### EXERCISE INPUTS ###
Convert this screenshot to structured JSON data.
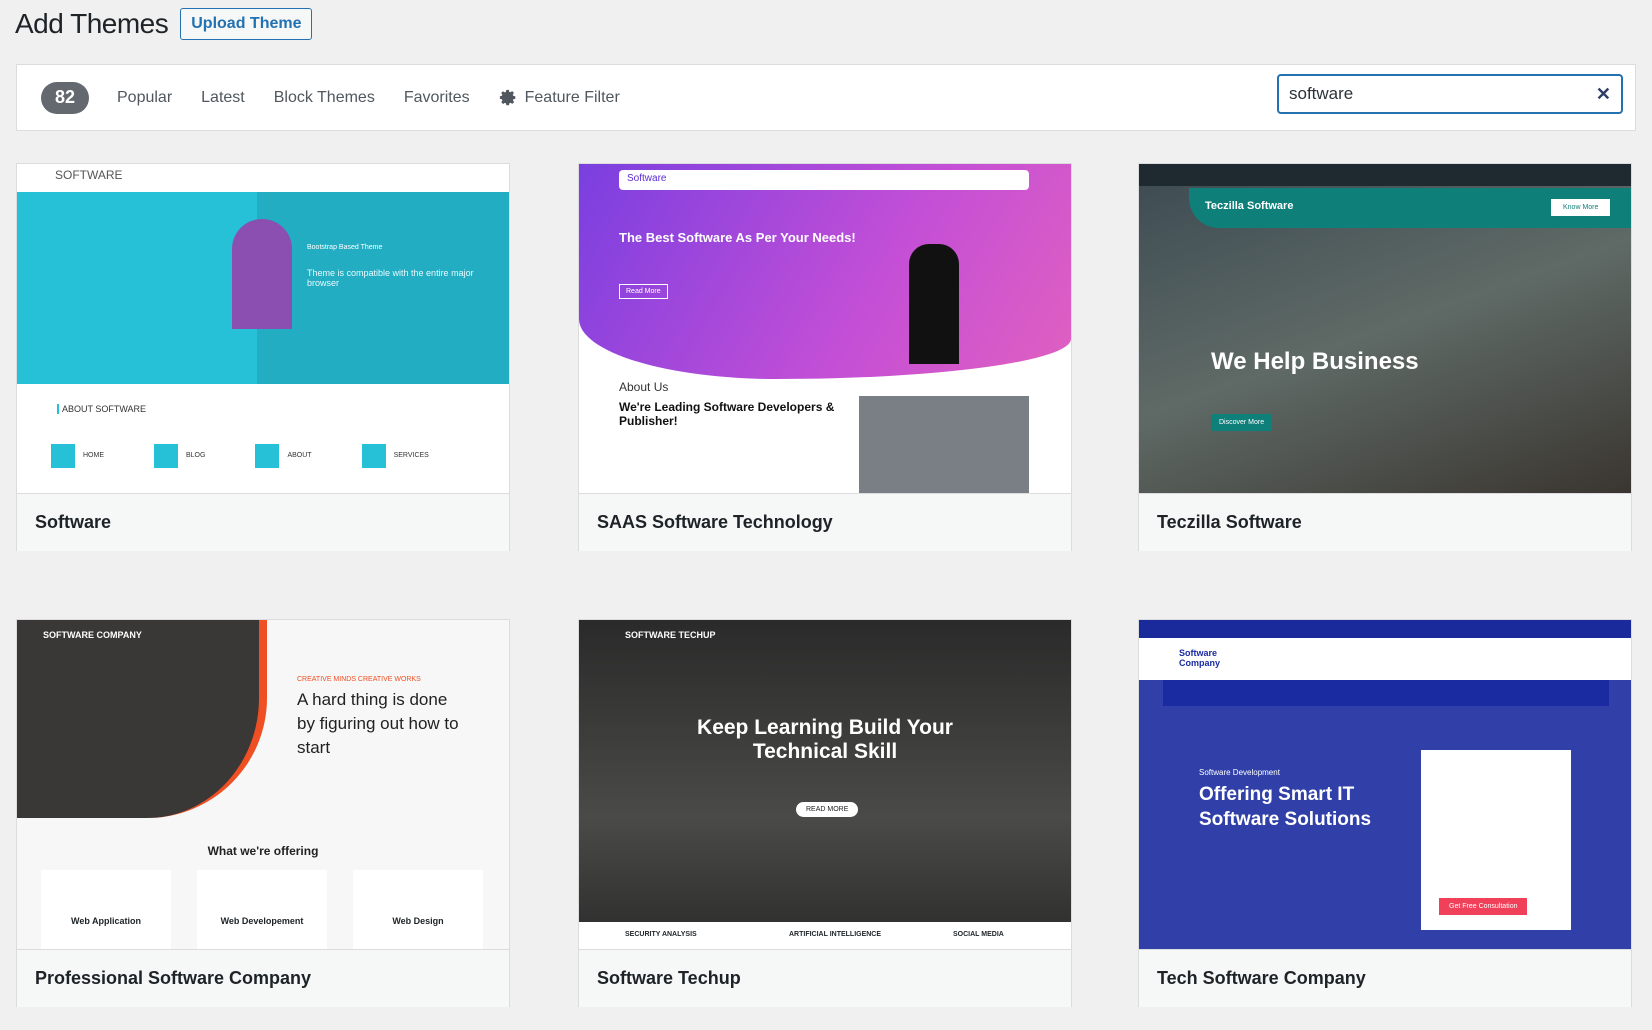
{
  "header": {
    "title": "Add Themes",
    "upload_label": "Upload Theme"
  },
  "filter": {
    "count": "82",
    "tabs": [
      "Popular",
      "Latest",
      "Block Themes",
      "Favorites"
    ],
    "feature_filter": "Feature Filter",
    "search_value": "software",
    "search_icon": "close-icon"
  },
  "themes": [
    {
      "name": "Software",
      "preview": {
        "logo": "SOFTWARE",
        "tag": "Bootstrap Based Theme",
        "text": "Theme is compatible with the entire major browser",
        "section": "ABOUT SOFTWARE",
        "items": [
          "HOME",
          "BLOG",
          "ABOUT",
          "SERVICES"
        ],
        "color": "#26c1d6"
      }
    },
    {
      "name": "SAAS Software Technology",
      "preview": {
        "logo": "Software",
        "headline": "The Best Software As Per Your Needs!",
        "btn": "Read More",
        "about": "About Us",
        "sub": "We're Leading Software Developers & Publisher!",
        "color": "#a74bd8"
      }
    },
    {
      "name": "Teczilla Software",
      "preview": {
        "logo": "Teczilla Software",
        "headline": "We Help Business",
        "btn": "Know More",
        "cta": "Discover More",
        "color": "#0f6e6e"
      }
    },
    {
      "name": "Professional Software Company",
      "preview": {
        "logo": "SOFTWARE COMPANY",
        "kicker": "CREATIVE MINDS CREATIVE WORKS",
        "headline": "A hard thing is done by figuring out how to start",
        "section": "What we're offering",
        "items": [
          "Web Application",
          "Web Developement",
          "Web Design"
        ],
        "color": "#f04e23"
      }
    },
    {
      "name": "Software Techup",
      "preview": {
        "logo": "SOFTWARE TECHUP",
        "headline": "Keep Learning Build Your Technical Skill",
        "btn": "READ MORE",
        "items": [
          "SECURITY ANALYSIS",
          "ARTIFICIAL INTELLIGENCE",
          "SOCIAL MEDIA"
        ],
        "color": "#2b2b2b"
      }
    },
    {
      "name": "Tech Software Company",
      "preview": {
        "logo": "Software Company",
        "kicker": "Software Development",
        "headline": "Offering Smart IT Software Solutions",
        "btn": "Get Free Consultation",
        "color": "#1a2aa0"
      }
    }
  ]
}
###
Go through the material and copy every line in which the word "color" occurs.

        "color": "#26c1d6"
        "color": "#a74bd8"
        "color": "#0f6e6e"
        "color": "#f04e23"
        "color": "#2b2b2b"
        "color": "#1a2aa0"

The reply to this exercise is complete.